One of the greatest staples of the Wittenberg experience is going Greek. Though fraternity and sororities are often nationally perceived in negative lights, Wittenberg’s Greek life has some of the most inspiring people I’ve ever encountered, and they hold many great events on campus that bring awareness to very serious matters outside the Wittenberg Bubble.
So why am I not Greek?
For those of you who know me, I’m involved in a lot of things: I’m the president of the Wittenberg choir, of a religious ministry, of the English department’s committee, the Torch, etc. I do a lot of things.
And I think that’s something that several people – not just me – encounter here. There’s a joke around campus that 20 percent of the people do 80 percent of the work for campus organizations, and that’s something I’ve found over the last few years to be fairly accurate.
Greek life, though it can be wonderful, is very time consuming. Between bonding nights with your sisters, philanthropy events, etc., I’ve yet to encounter a person in Greek life that hasn’t said “Oh, I can’t do (insert event). I have (insert Greek event) that must take priority.” While Greek life can be great for its bonding and brother or sisterhood, I worry that it can be impeding on your relationships with people outside of Greek life.
I’ve felt, in a sense, abandoned by my friends as they’ve become more involved with Greek life; I’ve felt my relationships with people I care about slip away over the years due to our busy schedules.

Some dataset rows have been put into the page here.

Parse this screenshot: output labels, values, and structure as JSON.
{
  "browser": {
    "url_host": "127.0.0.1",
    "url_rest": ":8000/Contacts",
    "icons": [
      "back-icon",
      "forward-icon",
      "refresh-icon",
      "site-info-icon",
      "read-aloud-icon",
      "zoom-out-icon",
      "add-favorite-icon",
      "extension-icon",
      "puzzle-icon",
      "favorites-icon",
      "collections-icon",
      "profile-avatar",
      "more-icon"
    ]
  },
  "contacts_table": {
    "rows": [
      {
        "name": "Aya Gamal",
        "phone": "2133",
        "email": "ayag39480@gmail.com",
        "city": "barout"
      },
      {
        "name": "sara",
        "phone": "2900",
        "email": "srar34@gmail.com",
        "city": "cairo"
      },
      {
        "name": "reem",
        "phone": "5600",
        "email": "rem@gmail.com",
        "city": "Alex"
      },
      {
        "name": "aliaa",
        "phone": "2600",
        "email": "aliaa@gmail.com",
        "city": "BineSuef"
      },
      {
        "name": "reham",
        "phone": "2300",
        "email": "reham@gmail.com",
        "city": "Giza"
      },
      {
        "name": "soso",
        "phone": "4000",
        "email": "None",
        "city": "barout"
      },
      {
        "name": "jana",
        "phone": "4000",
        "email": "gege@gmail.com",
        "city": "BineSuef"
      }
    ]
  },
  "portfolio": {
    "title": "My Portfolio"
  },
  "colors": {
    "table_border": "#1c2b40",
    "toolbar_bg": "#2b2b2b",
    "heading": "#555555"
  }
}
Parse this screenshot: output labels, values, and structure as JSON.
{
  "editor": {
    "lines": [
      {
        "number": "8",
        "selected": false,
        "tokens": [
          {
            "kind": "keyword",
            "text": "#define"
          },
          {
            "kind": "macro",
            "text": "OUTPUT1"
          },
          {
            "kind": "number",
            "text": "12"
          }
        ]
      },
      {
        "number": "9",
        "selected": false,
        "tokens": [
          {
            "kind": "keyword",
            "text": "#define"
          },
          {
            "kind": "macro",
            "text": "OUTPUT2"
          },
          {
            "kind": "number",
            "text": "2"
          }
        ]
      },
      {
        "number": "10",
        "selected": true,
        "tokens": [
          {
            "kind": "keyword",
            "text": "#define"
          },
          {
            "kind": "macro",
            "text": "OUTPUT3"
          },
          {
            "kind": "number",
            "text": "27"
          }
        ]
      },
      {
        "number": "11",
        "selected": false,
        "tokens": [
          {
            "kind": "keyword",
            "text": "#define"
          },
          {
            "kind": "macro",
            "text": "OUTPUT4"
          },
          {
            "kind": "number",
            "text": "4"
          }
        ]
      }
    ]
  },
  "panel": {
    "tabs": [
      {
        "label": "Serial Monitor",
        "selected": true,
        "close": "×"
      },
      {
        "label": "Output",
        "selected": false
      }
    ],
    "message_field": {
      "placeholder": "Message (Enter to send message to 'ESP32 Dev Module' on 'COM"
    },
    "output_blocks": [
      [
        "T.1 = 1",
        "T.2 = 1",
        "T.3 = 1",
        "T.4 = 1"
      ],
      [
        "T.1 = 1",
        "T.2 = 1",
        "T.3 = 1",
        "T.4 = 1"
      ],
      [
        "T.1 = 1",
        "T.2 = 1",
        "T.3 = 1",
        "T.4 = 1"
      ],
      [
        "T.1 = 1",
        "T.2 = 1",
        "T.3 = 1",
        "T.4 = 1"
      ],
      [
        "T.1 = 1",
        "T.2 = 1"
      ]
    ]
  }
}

And that’s my fault, too. I think that’s something we all experience due to the Wittenberg condition. We are planning our futures and making memories and shaping who we are as people. Though the academic aspect of a college education is a very vital part of college life, your extra-curricular activities and your interpersonal relationships are what help you realize what you want in life, and can set you up with contacts for your future.
I have many interests, and many things I hope to help me in my future. I know I’m involved in what I need to for my own sake.
I have nothing against Greek life; I highly encourage people to try it if they think it’s for them. I just know that I have different priorities for my future, and sisterhood was not one of them.